Conventional deadlifts are performed with the bar starting on the floor. They work your glutes, hamstrings, lower back and core muscles. You can change the emphasis of the exercise, though, and focus more on your lower and mid-back by doing your deadlifts from a power rack. Deadlifts from a rack are usually referred to as rack pulls. They can boost your regular deadlift and build muscle mass, but you need to get your setup and technique correct to get the benefits from them.
Set the safety pins on either side of the rack to the desired height. This should be somewhere between the middle of your shin and just below your knee. Pulling from below your mid-shin is the same height as a regular deadlift, while starting with the bar above your knees will have little benefit and no carryover to improving your normal deadlift, says strength coach and former world record holding powerlifter Andy Bolton.
Set the bar across the safety pins and stand with your feet directly underneath it. Hold the bar with a shoulder-width grip and position your feet hip-width apart.

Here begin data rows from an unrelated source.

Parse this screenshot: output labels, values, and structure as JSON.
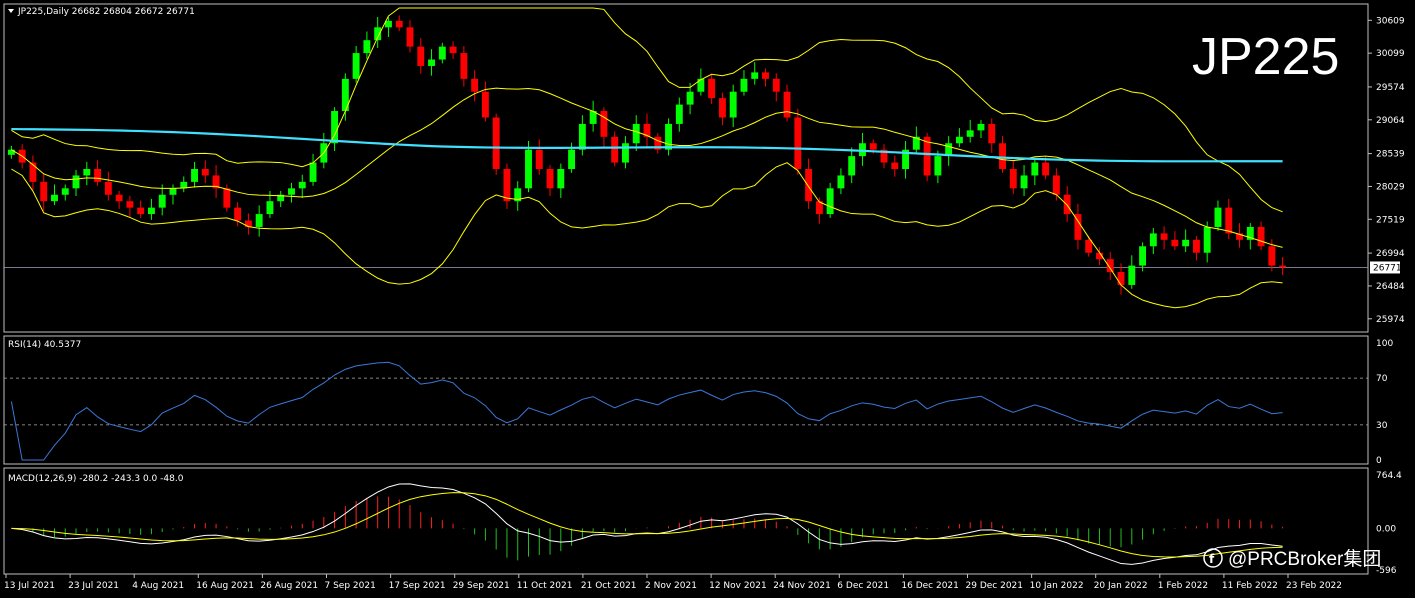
{
  "header": {
    "symbol_line": "JP225,Daily  26682 26804 26672 26771",
    "big_title": "JP225",
    "rsi_label": "RSI(14) 40.5377",
    "macd_label": "MACD(12,26,9) -280.2 -243.3 0.0 -48.0",
    "current_price_tag": "26771",
    "watermark": "@PRCBroker集团"
  },
  "colors": {
    "background": "#000000",
    "bull_candle": "#00ff00",
    "bear_candle": "#ff0000",
    "bollinger": "#ffff00",
    "ma": "#40e0ff",
    "rsi_line": "#3c78d8",
    "macd_hist_pos": "#ff2020",
    "macd_hist_neg": "#20c020",
    "macd_line": "#ffffff",
    "signal_line": "#ffff00",
    "grid_border": "#c0c0c0"
  },
  "chart_data": [
    {
      "type": "candlestick",
      "panel": "price",
      "ylim": [
        25800,
        30800
      ],
      "y_ticks": [
        "30609",
        "30099",
        "29574",
        "29064",
        "28539",
        "28029",
        "27519",
        "26994",
        "26484",
        "25974"
      ],
      "y_tick_values": [
        30609,
        30099,
        29574,
        29064,
        28539,
        28029,
        27519,
        26994,
        26484,
        25974
      ],
      "x_labels": [
        "13 Jul 2021",
        "23 Jul 2021",
        "4 Aug 2021",
        "16 Aug 2021",
        "26 Aug 2021",
        "7 Sep 2021",
        "17 Sep 2021",
        "29 Sep 2021",
        "11 Oct 2021",
        "21 Oct 2021",
        "2 Nov 2021",
        "12 Nov 2021",
        "24 Nov 2021",
        "6 Dec 2021",
        "16 Dec 2021",
        "29 Dec 2021",
        "10 Jan 2022",
        "20 Jan 2022",
        "1 Feb 2022",
        "11 Feb 2022",
        "23 Feb 2022"
      ],
      "closes": [
        28600,
        28400,
        28100,
        27800,
        27900,
        28000,
        28200,
        28300,
        28100,
        27900,
        27800,
        27700,
        27600,
        27700,
        27900,
        28000,
        28100,
        28300,
        28200,
        28000,
        27700,
        27500,
        27400,
        27600,
        27800,
        27900,
        28000,
        28100,
        28400,
        28700,
        29200,
        29700,
        30100,
        30300,
        30500,
        30600,
        30500,
        30200,
        29900,
        30000,
        30200,
        30100,
        29700,
        29500,
        29100,
        28300,
        27800,
        28000,
        28600,
        28300,
        28000,
        28300,
        28600,
        29000,
        29200,
        28800,
        28400,
        28700,
        29000,
        28800,
        28600,
        29000,
        29300,
        29500,
        29700,
        29400,
        29100,
        29500,
        29700,
        29800,
        29700,
        29500,
        29100,
        28300,
        27800,
        27600,
        28000,
        28200,
        28500,
        28700,
        28600,
        28400,
        28300,
        28600,
        28800,
        28200,
        28500,
        28700,
        28800,
        28900,
        29000,
        28700,
        28300,
        28000,
        28200,
        28400,
        28200,
        27900,
        27600,
        27200,
        27000,
        26900,
        26700,
        26500,
        26800,
        27100,
        27300,
        27200,
        27100,
        27200,
        27000,
        27400,
        27700,
        27300,
        27200,
        27400,
        27100,
        26800,
        26771
      ],
      "ma_series": [
        28920,
        28690,
        28560,
        28400
      ],
      "rsi": {
        "levels": [
          30,
          70
        ],
        "ylim": [
          0,
          100
        ],
        "y_ticks": [
          "100",
          "70",
          "30",
          "0"
        ],
        "last": 40.5377
      },
      "macd": {
        "fast": 12,
        "slow": 26,
        "signal": 9,
        "y_ticks": [
          "764.4",
          "0.00",
          "-596"
        ],
        "ylim": [
          -596,
          764.4
        ],
        "main": -280.2,
        "signal_value": -243.3
      }
    }
  ]
}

Bend your knees until your shins are lightly touching the bar, then lower your hips while lifting your head and chest until your back is completely flat.
Pull the bar up forcefully by pushing your hips forward and straightening your knees. Keep the bar close to your body at all times, and finish the lift by pushing your hips through at the top and pulling your shoulder blades back together. Pause for a second, then lower the bar under control until it rests on the pins. Avoid any hitching or jerking movements. If you notice your back start to round at any point, lower the weight and work on your technique.
Replace conventional deadlifts with rack pulls for four to six weeks. Perform them once a week as the first exercise in a full-body, lower-body or back workout. Begin your workout with a few light warm-up sets of 10 repetitions using just the bar. Gradually add weight every set until you get to a weight that feels tough but manageable and that allows you to perform 10 reps with perfect form. Do three to four sets of six to eight reps and aim to add a little weight or an extra rep each week.
- Check with your health-care provider before starting an exercise program.
- Ask a qualified trainer to assist you with your technique.
Mike Samuels started writing for his own fitness website and local publications in 2008. He graduated from Peter Symonds College in the UK with A Levels in law, business and sports science, and is a fully qualified personal trainer, sports massage therapist and corrective exercise specialist with accreditations from Premier Global International.